She also claimed that the European Commission in the past year has opened up the negotiations to make our positions on all matters in the negotiations public. “After each negotiating round, the Commission “publishes reports as well as our position papers and textual proposals. So the positions of the EU are well-known and nothing new.”
She continued that contrary to Greenpeace claims “No EU trade agreement will ever lower our level of protection of consumers, or food safety, or of the environment. Trade agreements will not change our laws on GMOs, or how to produce safe beef, or how to protect the environment.”
“Any EU trade deal can only change regulation by making it stronger.”
Her chief negotiator, Ignacio Garcia Bercero, stated at a press conference today (2 May) that last week’s EU-US negotiations in New York, the 13th negotiation round, had been comprehensive and resulted in “reasonable progress”. The aim had been to draft a consolidated text before the summer break.

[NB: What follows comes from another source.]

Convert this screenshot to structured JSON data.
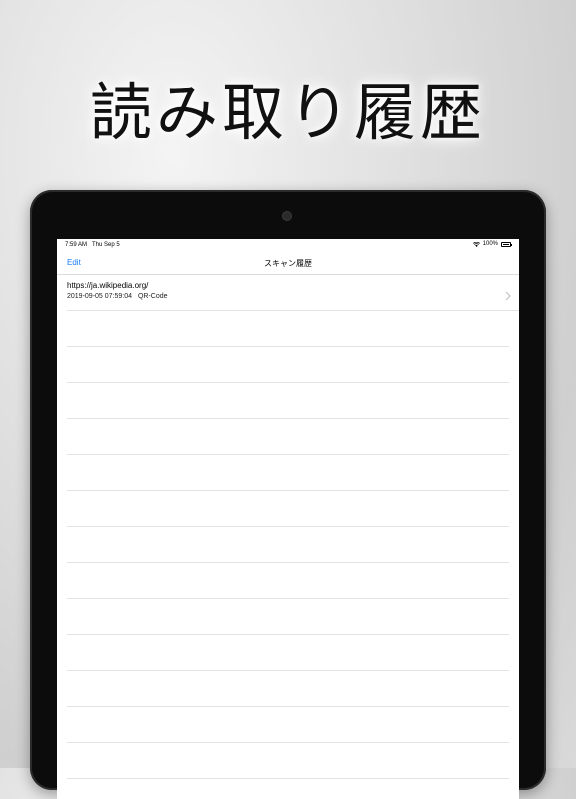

He described the “consolidated” text as “joint document” of both parties but denied as the Commissioner that they reflected any outcome of the negotiations or any agreement. He also stated that Greenpeace’s statements were “flatly wrong”.
Greenpeace claims that “long standing environmental protections appear to be dropped” in the text and that “climate protection will be harder under TTIP”.
According to Greenpeace, the text also spells “the end of the precautionary principle” because it is not mentioned in the chapter on Regulatory Cooperation or in any other of the obtained chapters. The Commission claims that it has made its position on this clear elsewhere.
The precautionary principle refers to risk management and puts the burden of proof that an action or policy is not harmful to health or the environment on those taking the action.
“On the other hand the US demand for a ‘risk based’ approach that aims to manage hazardous substances rather than avoid them, finds its way into various chapters. This approach undermines the ability of regulators to take preventive measures, for example regarding controversial substances like hormone disrupting chemicals,” Greenpeace writes.
Greenpeace also claims that the proposals in the leaked documents are “opening the door for corporate takeover.”
“While the proposals threaten environmental and consumer protection, big business gets what it wants. Opportunities to participate in decision making are granted to corporations to intervene at the earliest stages of the decision making process.”
For an outsider the consolidated text appears as a draft agreement with annotations or comments by EU and US.
However, Commissioner Malmström writes in her blog, that “In areas where we are too far apart in a negotiation, we simply will not agree. In that sense, many of today’s alarmist headlines are a storm in a teacup.”
The Brussels Times